Americans don’t see abject government incompetence as an argument for no government. They see it as an argument for a government that is at least passably competent at fundamental tasks. Republicans do the country a disservice by not recognizing this truth. And since some Democrats seem to confuse Americans’ desire for a competent government with a desire for a government that does everything—a disastrous misstep in the opposite direction—Republicans need to provide a rational counterweight.

The banner image above comes from the City Journal website.
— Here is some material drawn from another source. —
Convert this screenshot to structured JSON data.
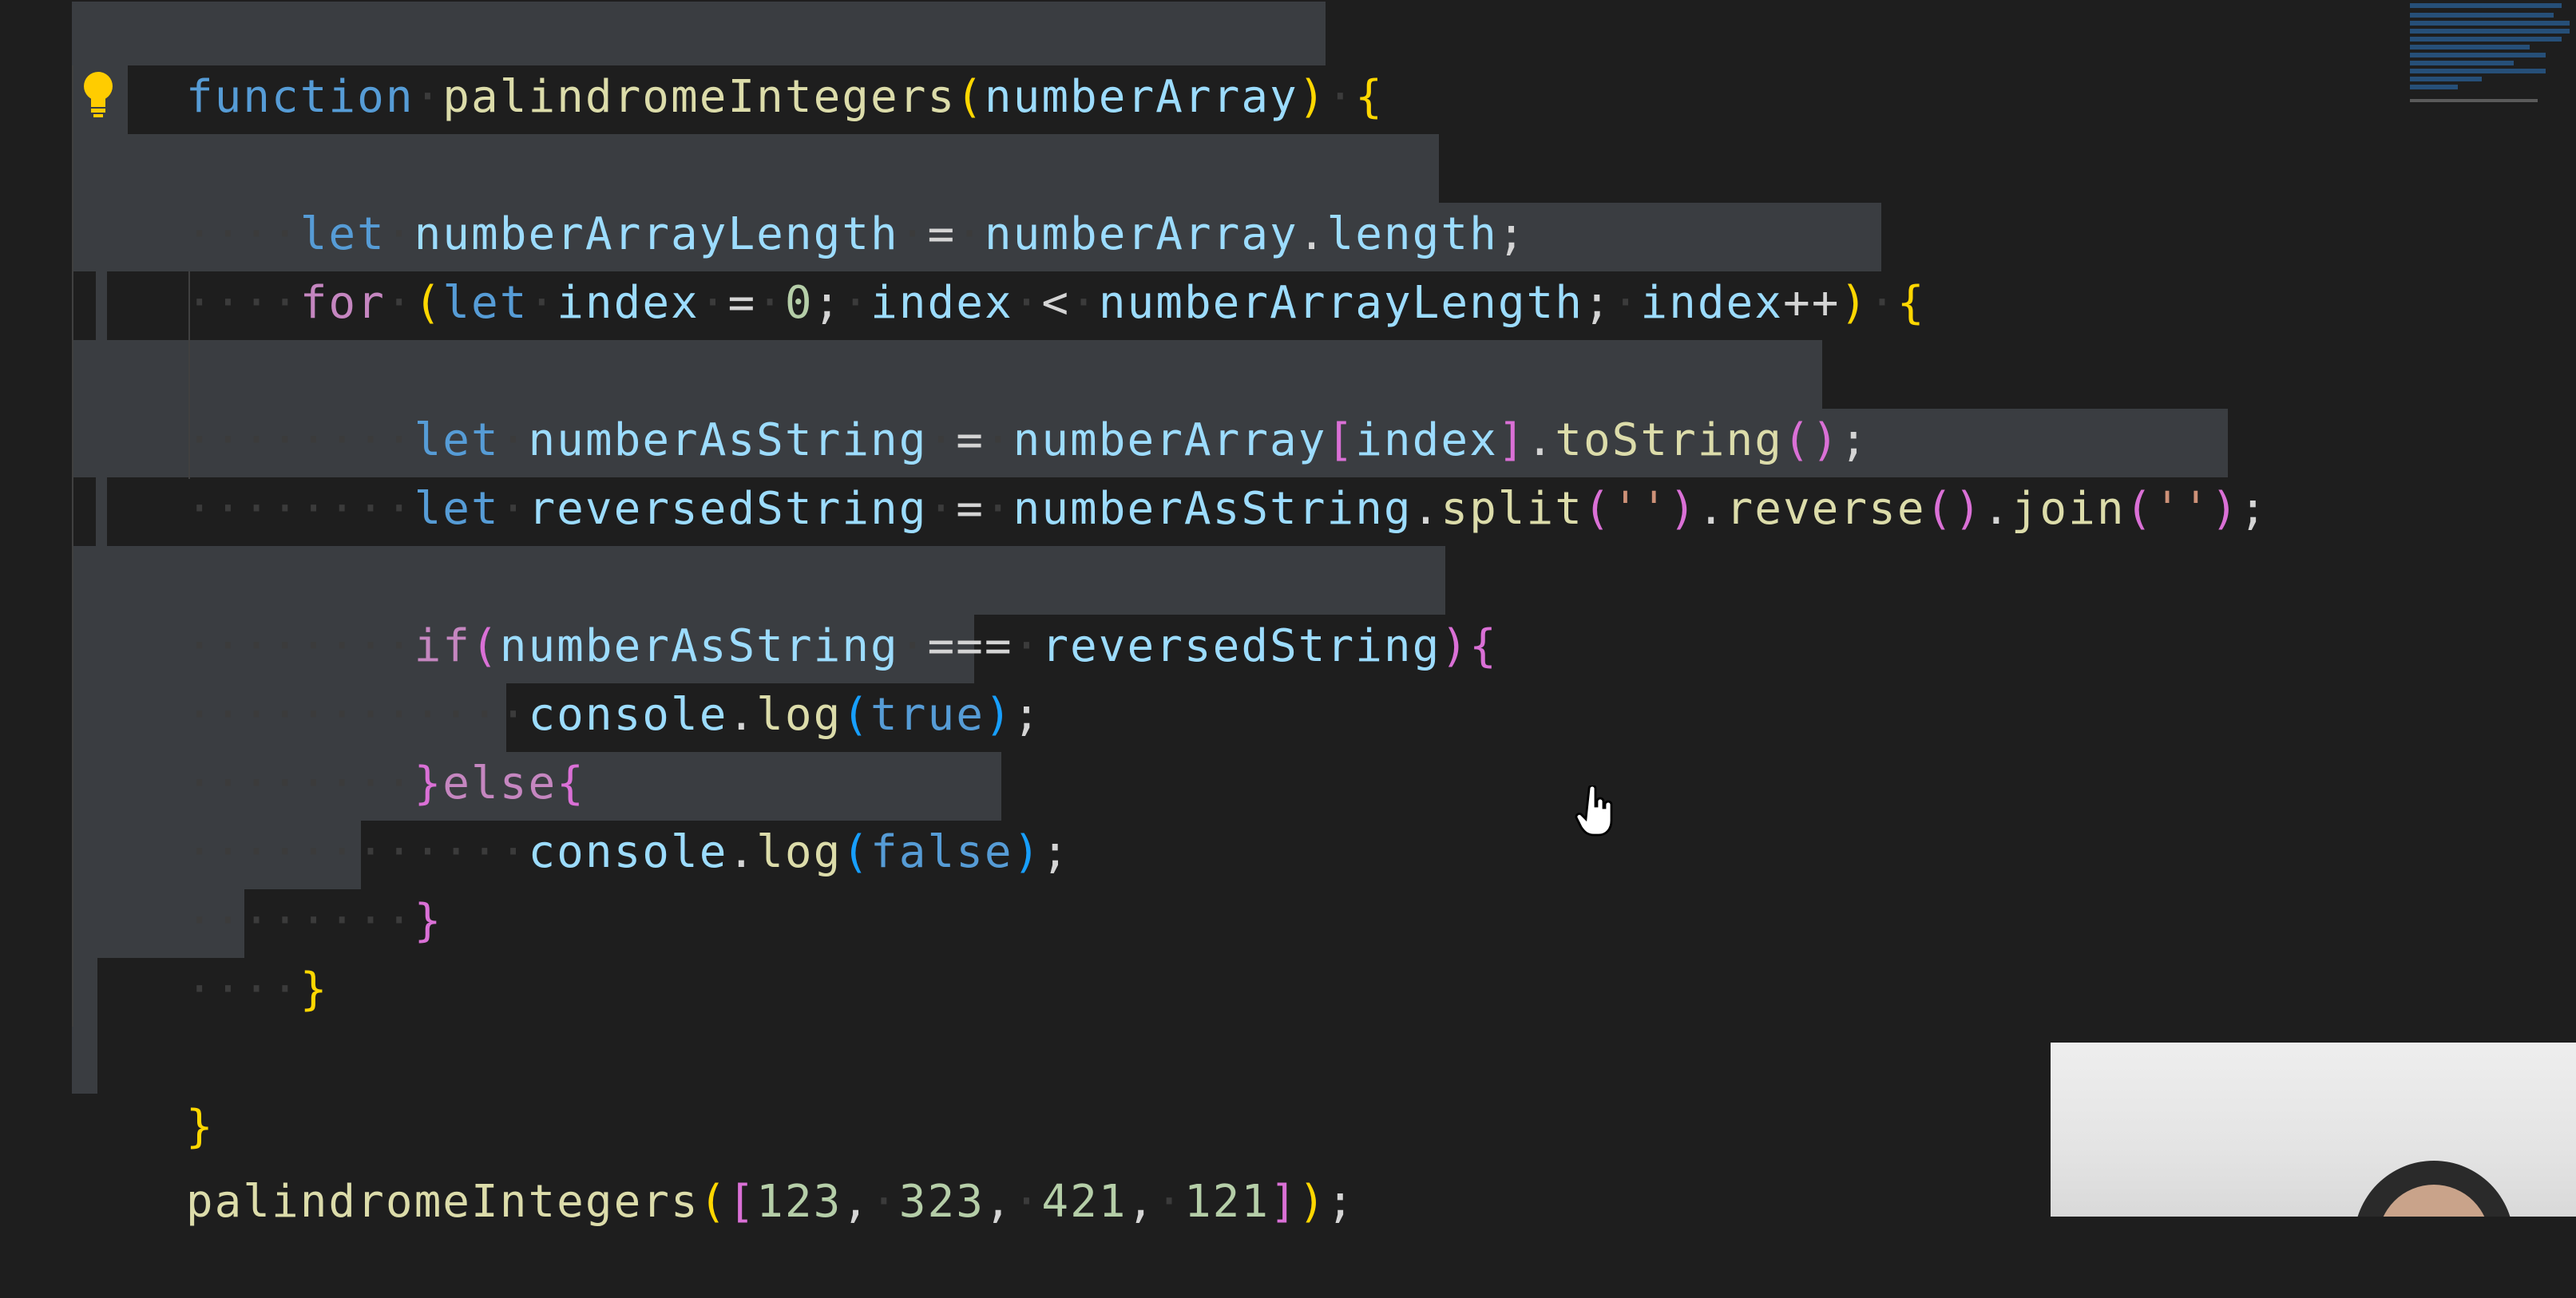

1To be fair to Jindal, it seemed clear from the context (a response to a POTUS speech) that by "government" he was implicitly referring to the federal government. There are some things only the Federal government can do, but it's not unreasonable for a conservative (or anyone else, for that matter) to prefer to have more responsibility and resources devolved to the state and local levels (e.g., to men like Sheriff Lee).


JK said...

Valid criticism, but commentators shouldn't avoid the real issue out of kindness. Jindal's speech sucked primarily because he was a dork. I'll bet most americans laughed as he ambled up to the camera, and flipped the channel as soon as he started speaking. Then laughed again as they viewed the multiple Kenneth the Page / Jindal comparisons on youtube.

Generally, a successful politician is (or at least can pretend to be) a gregarious, popular people-person. Jindal looked like a nerd who was uncomfortable in his own skin, a character from Napolean Dynamite. It's superficial to criticize style over substance, but those who sympathize with Jindal should be realists and acknowledge he won't get far if he keeps putting out that laughingstock image. Content can be easily upgraded, but first impressions stick.

Anonymous said...

...and the whole Katrina story was a fabrication anyway, as it turns out. What an idiot.

DaveinHackensack said...

"...and the whole Katrina story was a fabrication anyway, as it turns out."

That overstates what the site you linked to claims. This seems to be a little more balanced discussion of the controversy. It appears that Jindal embellished his anecdote by placing himself in the middle of the incident while it occurred (which was an unnecessary and stupid move on his part, albeit one that politicians often seem inclined to do), but the salient point -- that the Sheriff had to tell a federal bureaucrat to pound sand, essentially, in order to let local volunteers rescue people -- appears to be correct.

Anonymous said...

embellished:lied :: potato:potahto

DaveinHackensack said...

You claimed the whole story was a fabrication. It wasn't. The fabrication seems to be that Jindal claimed to be there when the sheriff had his conversation with the federal bureaucrat; instead it appears that the sheriff recounted that conversation to Jindal in the week following the storm. No one seems to be claiming that what the sheriff said didn't happen.